:: Your assignment ::
In the copy, every record below must appear exactly as given, and no picture may appear.

Element data from apps and pages:
━━━━━━━━━━

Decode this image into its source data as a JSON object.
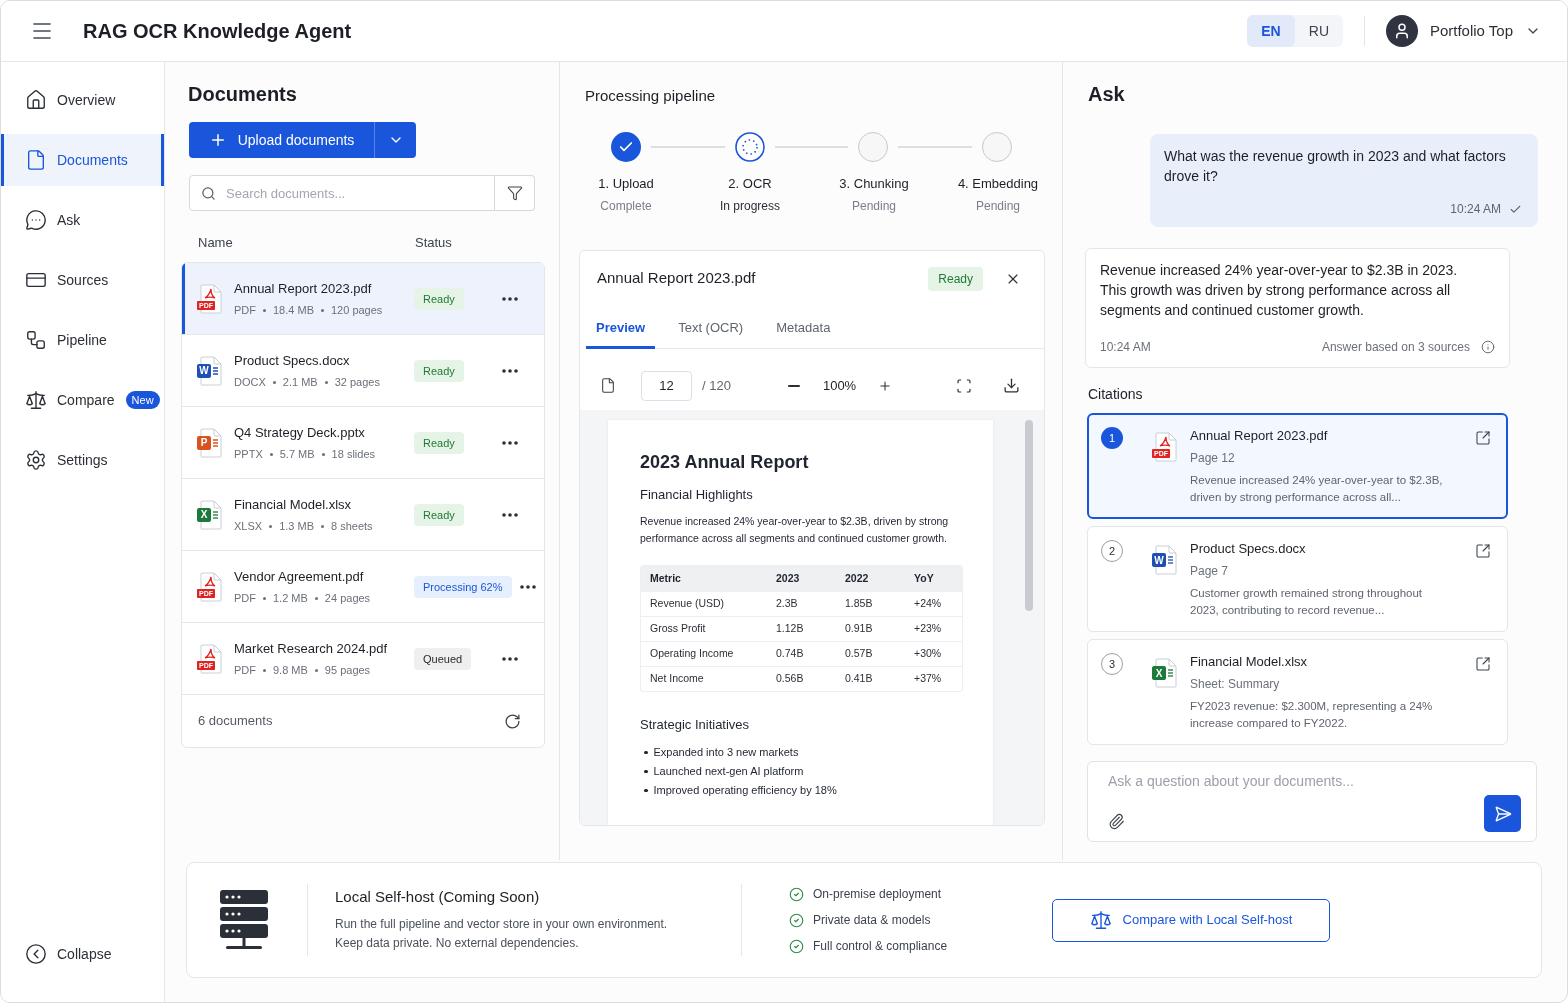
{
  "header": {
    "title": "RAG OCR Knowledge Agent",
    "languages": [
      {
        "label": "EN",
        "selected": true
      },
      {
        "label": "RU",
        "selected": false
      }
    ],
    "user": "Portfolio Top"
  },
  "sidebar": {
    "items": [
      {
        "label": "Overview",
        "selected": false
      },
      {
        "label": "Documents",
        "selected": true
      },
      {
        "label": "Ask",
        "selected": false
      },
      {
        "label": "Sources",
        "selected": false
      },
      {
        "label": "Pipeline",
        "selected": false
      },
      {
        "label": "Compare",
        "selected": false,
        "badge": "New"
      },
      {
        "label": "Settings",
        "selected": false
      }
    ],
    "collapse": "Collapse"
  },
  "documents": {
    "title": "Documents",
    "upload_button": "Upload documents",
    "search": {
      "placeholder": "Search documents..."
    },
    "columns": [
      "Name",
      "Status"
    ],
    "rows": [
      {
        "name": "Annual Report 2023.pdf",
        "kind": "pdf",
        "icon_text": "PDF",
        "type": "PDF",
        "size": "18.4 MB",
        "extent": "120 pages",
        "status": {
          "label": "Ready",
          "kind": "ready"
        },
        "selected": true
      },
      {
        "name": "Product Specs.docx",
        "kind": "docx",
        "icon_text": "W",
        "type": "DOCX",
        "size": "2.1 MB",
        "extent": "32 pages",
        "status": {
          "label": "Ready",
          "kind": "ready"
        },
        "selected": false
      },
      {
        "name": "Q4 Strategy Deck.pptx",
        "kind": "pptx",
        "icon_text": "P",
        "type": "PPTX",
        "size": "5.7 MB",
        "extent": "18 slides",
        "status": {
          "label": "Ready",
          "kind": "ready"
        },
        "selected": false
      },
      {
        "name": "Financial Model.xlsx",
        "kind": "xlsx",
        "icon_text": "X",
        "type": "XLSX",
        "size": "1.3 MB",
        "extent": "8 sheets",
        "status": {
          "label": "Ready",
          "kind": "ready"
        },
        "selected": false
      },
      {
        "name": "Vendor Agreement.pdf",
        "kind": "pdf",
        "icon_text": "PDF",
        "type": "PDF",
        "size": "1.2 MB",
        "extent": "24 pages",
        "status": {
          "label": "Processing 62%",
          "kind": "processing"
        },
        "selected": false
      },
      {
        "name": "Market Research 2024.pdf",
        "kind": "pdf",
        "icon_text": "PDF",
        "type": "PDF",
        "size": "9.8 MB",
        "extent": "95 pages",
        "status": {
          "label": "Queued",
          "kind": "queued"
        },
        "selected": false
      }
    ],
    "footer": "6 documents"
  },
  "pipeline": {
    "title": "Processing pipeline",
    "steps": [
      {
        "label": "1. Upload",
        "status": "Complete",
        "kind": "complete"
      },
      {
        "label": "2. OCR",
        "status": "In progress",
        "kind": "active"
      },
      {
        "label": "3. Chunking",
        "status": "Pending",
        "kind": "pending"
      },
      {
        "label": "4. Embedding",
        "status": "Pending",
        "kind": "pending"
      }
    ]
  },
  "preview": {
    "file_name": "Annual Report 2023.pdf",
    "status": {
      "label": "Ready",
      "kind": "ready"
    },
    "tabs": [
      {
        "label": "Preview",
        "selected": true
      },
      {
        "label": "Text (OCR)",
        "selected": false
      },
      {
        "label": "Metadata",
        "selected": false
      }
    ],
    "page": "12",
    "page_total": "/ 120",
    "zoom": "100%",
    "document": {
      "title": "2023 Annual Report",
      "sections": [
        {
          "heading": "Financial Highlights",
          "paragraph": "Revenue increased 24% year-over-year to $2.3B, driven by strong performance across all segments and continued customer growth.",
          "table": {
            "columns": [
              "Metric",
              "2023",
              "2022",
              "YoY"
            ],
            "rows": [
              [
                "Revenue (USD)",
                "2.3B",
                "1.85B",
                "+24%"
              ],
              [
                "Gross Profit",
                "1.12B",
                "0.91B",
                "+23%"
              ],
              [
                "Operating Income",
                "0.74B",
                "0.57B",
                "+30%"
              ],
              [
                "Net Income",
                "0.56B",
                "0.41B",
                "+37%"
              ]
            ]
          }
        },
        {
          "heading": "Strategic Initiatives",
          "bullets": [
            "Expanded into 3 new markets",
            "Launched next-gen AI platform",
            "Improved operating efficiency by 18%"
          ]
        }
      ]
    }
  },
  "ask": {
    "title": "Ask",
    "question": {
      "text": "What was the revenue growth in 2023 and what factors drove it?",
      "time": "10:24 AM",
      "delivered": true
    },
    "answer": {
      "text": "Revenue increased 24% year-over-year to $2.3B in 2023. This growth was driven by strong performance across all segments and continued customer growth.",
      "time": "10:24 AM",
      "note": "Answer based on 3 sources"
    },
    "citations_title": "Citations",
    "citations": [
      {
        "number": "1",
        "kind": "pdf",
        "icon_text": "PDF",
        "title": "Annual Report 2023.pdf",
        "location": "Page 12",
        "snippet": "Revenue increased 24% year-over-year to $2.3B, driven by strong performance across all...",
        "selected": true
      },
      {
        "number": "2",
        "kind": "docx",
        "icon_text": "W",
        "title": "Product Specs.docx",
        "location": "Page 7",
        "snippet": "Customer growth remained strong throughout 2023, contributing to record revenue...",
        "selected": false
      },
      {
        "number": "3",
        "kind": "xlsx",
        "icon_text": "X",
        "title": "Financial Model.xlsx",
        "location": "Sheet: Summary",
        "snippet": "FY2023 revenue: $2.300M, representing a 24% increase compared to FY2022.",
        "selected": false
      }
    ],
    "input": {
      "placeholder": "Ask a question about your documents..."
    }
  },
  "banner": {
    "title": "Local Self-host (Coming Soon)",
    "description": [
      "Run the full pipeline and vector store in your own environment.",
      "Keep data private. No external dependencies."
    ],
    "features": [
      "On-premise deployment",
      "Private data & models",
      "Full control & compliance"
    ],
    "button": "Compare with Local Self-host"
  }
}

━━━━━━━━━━

:: Solution ::
Decode this image into its source data as a JSON object.
{
  "header": {
    "title": "RAG OCR Knowledge Agent",
    "languages": [
      {
        "label": "EN",
        "selected": true
      },
      {
        "label": "RU",
        "selected": false
      }
    ],
    "user": "Portfolio Top"
  },
  "sidebar": {
    "items": [
      {
        "label": "Overview",
        "selected": false
      },
      {
        "label": "Documents",
        "selected": true
      },
      {
        "label": "Ask",
        "selected": false
      },
      {
        "label": "Sources",
        "selected": false
      },
      {
        "label": "Pipeline",
        "selected": false
      },
      {
        "label": "Compare",
        "selected": false,
        "badge": "New"
      },
      {
        "label": "Settings",
        "selected": false
      }
    ],
    "collapse": "Collapse"
  },
  "documents": {
    "title": "Documents",
    "upload_button": "Upload documents",
    "search": {
      "placeholder": "Search documents..."
    },
    "columns": [
      "Name",
      "Status"
    ],
    "rows": [
      {
        "name": "Annual Report 2023.pdf",
        "kind": "pdf",
        "icon_text": "PDF",
        "type": "PDF",
        "size": "18.4 MB",
        "extent": "120 pages",
        "status": {
          "label": "Ready",
          "kind": "ready"
        },
        "selected": true
      },
      {
        "name": "Product Specs.docx",
        "kind": "docx",
        "icon_text": "W",
        "type": "DOCX",
        "size": "2.1 MB",
        "extent": "32 pages",
        "status": {
          "label": "Ready",
          "kind": "ready"
        },
        "selected": false
      },
      {
        "name": "Q4 Strategy Deck.pptx",
        "kind": "pptx",
        "icon_text": "P",
        "type": "PPTX",
        "size": "5.7 MB",
        "extent": "18 slides",
        "status": {
          "label": "Ready",
          "kind": "ready"
        },
        "selected": false
      },
      {
        "name": "Financial Model.xlsx",
        "kind": "xlsx",
        "icon_text": "X",
        "type": "XLSX",
        "size": "1.3 MB",
        "extent": "8 sheets",
        "status": {
          "label": "Ready",
          "kind": "ready"
        },
        "selected": false
      },
      {
        "name": "Vendor Agreement.pdf",
        "kind": "pdf",
        "icon_text": "PDF",
        "type": "PDF",
        "size": "1.2 MB",
        "extent": "24 pages",
        "status": {
          "label": "Processing 62%",
          "kind": "processing"
        },
        "selected": false
      },
      {
        "name": "Market Research 2024.pdf",
        "kind": "pdf",
        "icon_text": "PDF",
        "type": "PDF",
        "size": "9.8 MB",
        "extent": "95 pages",
        "status": {
          "label": "Queued",
          "kind": "queued"
        },
        "selected": false
      }
    ],
    "footer": "6 documents"
  },
  "pipeline": {
    "title": "Processing pipeline",
    "steps": [
      {
        "label": "1. Upload",
        "status": "Complete",
        "kind": "complete"
      },
      {
        "label": "2. OCR",
        "status": "In progress",
        "kind": "active"
      },
      {
        "label": "3. Chunking",
        "status": "Pending",
        "kind": "pending"
      },
      {
        "label": "4. Embedding",
        "status": "Pending",
        "kind": "pending"
      }
    ]
  },
  "preview": {
    "file_name": "Annual Report 2023.pdf",
    "status": {
      "label": "Ready",
      "kind": "ready"
    },
    "tabs": [
      {
        "label": "Preview",
        "selected": true
      },
      {
        "label": "Text (OCR)",
        "selected": false
      },
      {
        "label": "Metadata",
        "selected": false
      }
    ],
    "page": "12",
    "page_total": "/ 120",
    "zoom": "100%",
    "document": {
      "title": "2023 Annual Report",
      "sections": [
        {
          "heading": "Financial Highlights",
          "paragraph": "Revenue increased 24% year-over-year to $2.3B, driven by strong performance across all segments and continued customer growth.",
          "table": {
            "columns": [
              "Metric",
              "2023",
              "2022",
              "YoY"
            ],
            "rows": [
              [
                "Revenue (USD)",
                "2.3B",
                "1.85B",
                "+24%"
              ],
              [
                "Gross Profit",
                "1.12B",
                "0.91B",
                "+23%"
              ],
              [
                "Operating Income",
                "0.74B",
                "0.57B",
                "+30%"
              ],
              [
                "Net Income",
                "0.56B",
                "0.41B",
                "+37%"
              ]
            ]
          }
        },
        {
          "heading": "Strategic Initiatives",
          "bullets": [
            "Expanded into 3 new markets",
            "Launched next-gen AI platform",
            "Improved operating efficiency by 18%"
          ]
        }
      ]
    }
  },
  "ask": {
    "title": "Ask",
    "question": {
      "text": "What was the revenue growth in 2023 and what factors drove it?",
      "time": "10:24 AM",
      "delivered": true
    },
    "answer": {
      "text": "Revenue increased 24% year-over-year to $2.3B in 2023. This growth was driven by strong performance across all segments and continued customer growth.",
      "time": "10:24 AM",
      "note": "Answer based on 3 sources"
    },
    "citations_title": "Citations",
    "citations": [
      {
        "number": "1",
        "kind": "pdf",
        "icon_text": "PDF",
        "title": "Annual Report 2023.pdf",
        "location": "Page 12",
        "snippet": "Revenue increased 24% year-over-year to $2.3B, driven by strong performance across all...",
        "selected": true
      },
      {
        "number": "2",
        "kind": "docx",
        "icon_text": "W",
        "title": "Product Specs.docx",
        "location": "Page 7",
        "snippet": "Customer growth remained strong throughout 2023, contributing to record revenue...",
        "selected": false
      },
      {
        "number": "3",
        "kind": "xlsx",
        "icon_text": "X",
        "title": "Financial Model.xlsx",
        "location": "Sheet: Summary",
        "snippet": "FY2023 revenue: $2.300M, representing a 24% increase compared to FY2022.",
        "selected": false
      }
    ],
    "input": {
      "placeholder": "Ask a question about your documents..."
    }
  },
  "banner": {
    "title": "Local Self-host (Coming Soon)",
    "description": [
      "Run the full pipeline and vector store in your own environment.",
      "Keep data private. No external dependencies."
    ],
    "features": [
      "On-premise deployment",
      "Private data & models",
      "Full control & compliance"
    ],
    "button": "Compare with Local Self-host"
  }
}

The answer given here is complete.